Stored data entries:
=== Begin Enclosure ===

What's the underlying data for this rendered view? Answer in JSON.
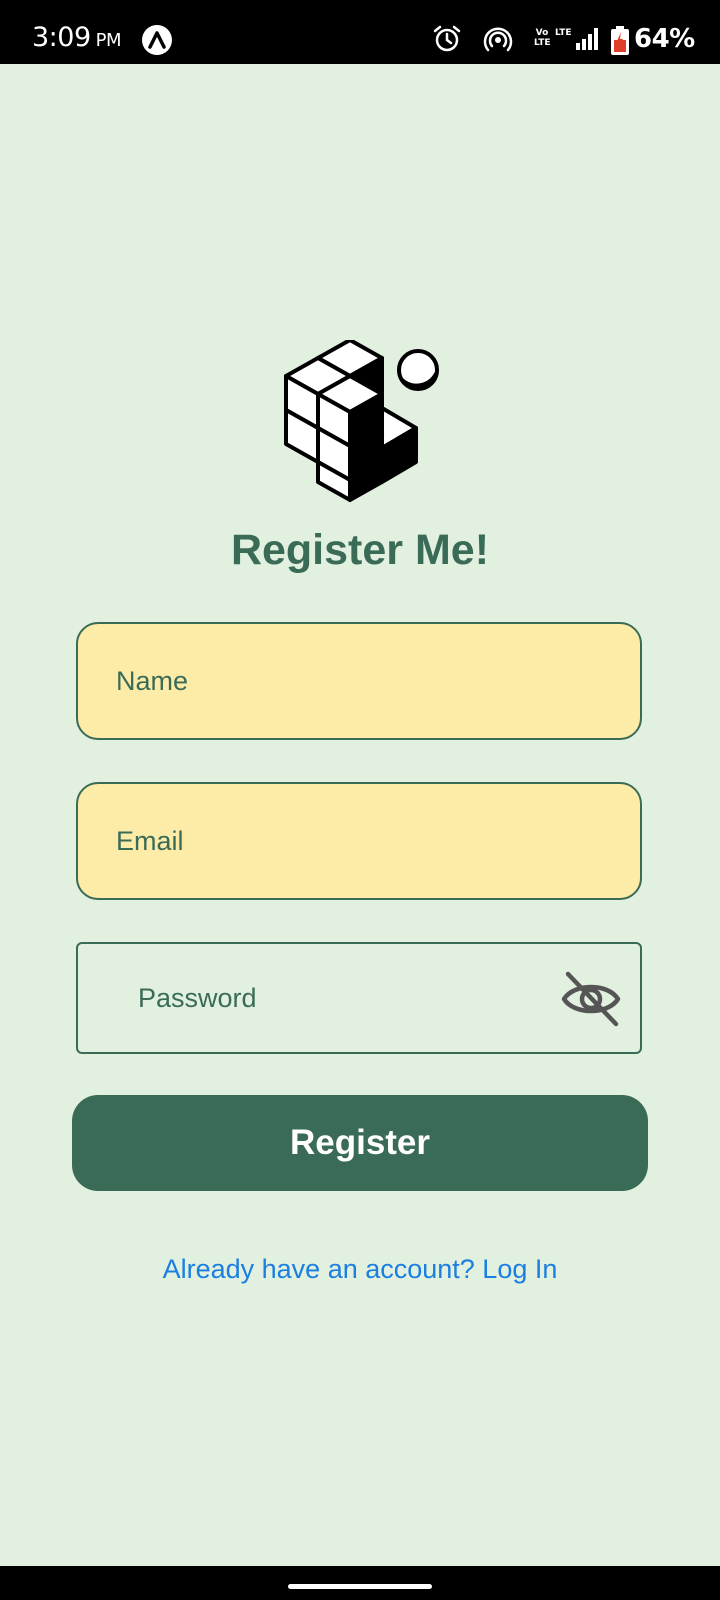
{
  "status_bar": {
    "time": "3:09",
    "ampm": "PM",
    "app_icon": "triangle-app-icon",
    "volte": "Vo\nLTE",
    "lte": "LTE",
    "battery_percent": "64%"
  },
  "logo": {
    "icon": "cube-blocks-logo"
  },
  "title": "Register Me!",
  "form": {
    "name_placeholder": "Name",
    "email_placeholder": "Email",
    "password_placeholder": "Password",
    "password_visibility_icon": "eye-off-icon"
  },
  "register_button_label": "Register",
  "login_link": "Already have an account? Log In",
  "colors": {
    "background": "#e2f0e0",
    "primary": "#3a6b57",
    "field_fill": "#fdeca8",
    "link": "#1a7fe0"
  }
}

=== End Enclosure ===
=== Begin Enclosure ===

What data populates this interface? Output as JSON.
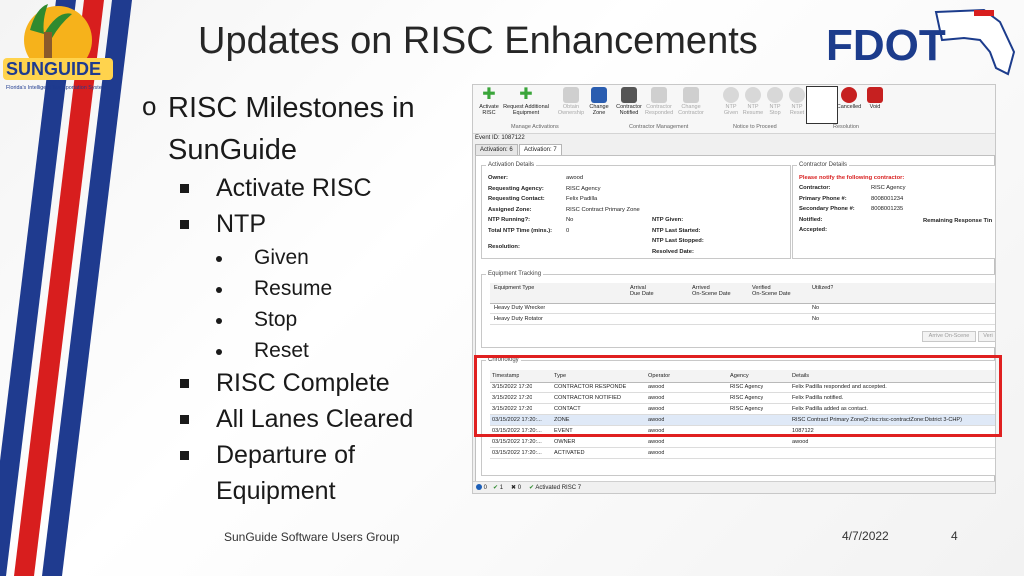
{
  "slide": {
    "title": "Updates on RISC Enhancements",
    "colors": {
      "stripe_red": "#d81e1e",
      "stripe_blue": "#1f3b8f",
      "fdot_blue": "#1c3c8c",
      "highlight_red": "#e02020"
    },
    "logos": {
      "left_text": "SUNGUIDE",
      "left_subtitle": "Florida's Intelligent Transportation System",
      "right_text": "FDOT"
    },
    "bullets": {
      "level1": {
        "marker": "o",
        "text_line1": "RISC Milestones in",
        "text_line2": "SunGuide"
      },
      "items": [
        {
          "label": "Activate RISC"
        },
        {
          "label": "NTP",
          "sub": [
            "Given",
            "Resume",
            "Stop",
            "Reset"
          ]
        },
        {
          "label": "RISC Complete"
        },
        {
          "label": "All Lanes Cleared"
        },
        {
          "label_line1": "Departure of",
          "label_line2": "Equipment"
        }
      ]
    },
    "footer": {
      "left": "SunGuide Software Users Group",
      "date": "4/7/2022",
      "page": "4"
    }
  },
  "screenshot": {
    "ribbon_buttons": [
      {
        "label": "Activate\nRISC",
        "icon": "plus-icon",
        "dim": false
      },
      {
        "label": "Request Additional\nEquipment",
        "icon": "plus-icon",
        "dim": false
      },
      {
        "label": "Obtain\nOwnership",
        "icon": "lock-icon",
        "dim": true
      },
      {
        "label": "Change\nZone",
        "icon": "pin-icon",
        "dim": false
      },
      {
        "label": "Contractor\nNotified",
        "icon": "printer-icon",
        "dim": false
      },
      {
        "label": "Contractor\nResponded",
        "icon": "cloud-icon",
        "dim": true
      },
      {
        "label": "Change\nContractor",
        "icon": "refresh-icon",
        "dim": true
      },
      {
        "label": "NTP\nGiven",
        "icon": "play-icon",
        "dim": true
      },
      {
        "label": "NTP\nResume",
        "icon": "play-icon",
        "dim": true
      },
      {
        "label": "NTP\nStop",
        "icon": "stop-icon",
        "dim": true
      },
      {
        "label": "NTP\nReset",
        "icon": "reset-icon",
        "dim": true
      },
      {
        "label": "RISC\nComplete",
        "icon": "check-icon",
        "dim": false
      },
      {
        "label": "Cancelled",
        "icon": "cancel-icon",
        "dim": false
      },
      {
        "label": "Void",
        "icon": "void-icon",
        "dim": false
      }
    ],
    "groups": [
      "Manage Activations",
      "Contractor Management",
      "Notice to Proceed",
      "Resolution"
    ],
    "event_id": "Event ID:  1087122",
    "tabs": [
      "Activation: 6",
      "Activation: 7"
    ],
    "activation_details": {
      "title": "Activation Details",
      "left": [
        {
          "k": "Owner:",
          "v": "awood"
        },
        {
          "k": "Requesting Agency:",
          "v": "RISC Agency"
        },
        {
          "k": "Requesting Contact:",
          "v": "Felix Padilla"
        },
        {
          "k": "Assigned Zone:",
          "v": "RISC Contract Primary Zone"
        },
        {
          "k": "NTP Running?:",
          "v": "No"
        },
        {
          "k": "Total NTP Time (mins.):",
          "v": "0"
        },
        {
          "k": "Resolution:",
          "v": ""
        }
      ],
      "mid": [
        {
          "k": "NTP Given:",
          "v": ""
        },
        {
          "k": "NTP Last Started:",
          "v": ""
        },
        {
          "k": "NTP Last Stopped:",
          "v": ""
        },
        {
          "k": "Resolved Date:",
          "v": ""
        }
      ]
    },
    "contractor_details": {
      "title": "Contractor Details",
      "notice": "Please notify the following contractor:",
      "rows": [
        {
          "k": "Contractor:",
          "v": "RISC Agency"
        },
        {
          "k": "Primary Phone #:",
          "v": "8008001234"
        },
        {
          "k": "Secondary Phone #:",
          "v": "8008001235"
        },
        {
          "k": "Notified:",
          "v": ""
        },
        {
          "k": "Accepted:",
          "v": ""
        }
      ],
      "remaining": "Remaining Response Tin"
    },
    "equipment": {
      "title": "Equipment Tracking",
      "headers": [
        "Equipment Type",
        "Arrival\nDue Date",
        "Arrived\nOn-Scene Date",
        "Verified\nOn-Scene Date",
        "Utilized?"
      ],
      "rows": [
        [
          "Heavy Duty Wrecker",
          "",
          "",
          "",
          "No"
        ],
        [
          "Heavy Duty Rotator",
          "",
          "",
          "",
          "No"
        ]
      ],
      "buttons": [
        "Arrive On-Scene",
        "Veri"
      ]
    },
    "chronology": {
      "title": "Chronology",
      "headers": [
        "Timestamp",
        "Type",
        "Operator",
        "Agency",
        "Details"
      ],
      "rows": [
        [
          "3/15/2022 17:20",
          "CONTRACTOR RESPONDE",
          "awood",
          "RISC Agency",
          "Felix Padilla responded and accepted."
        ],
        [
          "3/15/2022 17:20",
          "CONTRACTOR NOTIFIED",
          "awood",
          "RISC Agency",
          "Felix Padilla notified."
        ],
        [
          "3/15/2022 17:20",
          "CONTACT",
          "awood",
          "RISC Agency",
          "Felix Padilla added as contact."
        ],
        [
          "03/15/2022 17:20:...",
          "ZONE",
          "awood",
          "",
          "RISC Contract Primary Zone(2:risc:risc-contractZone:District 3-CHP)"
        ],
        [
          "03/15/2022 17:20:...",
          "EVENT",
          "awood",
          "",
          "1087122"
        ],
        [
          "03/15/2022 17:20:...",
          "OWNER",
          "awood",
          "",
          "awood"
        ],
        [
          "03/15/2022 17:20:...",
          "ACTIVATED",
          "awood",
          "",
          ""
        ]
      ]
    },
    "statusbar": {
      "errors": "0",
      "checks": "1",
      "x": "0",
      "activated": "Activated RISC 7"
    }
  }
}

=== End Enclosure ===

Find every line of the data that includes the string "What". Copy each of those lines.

**ANSWER BELOW:**
What's the underlying data for this rendered view? Answer in JSON.
What data populates this interface? Output as JSON.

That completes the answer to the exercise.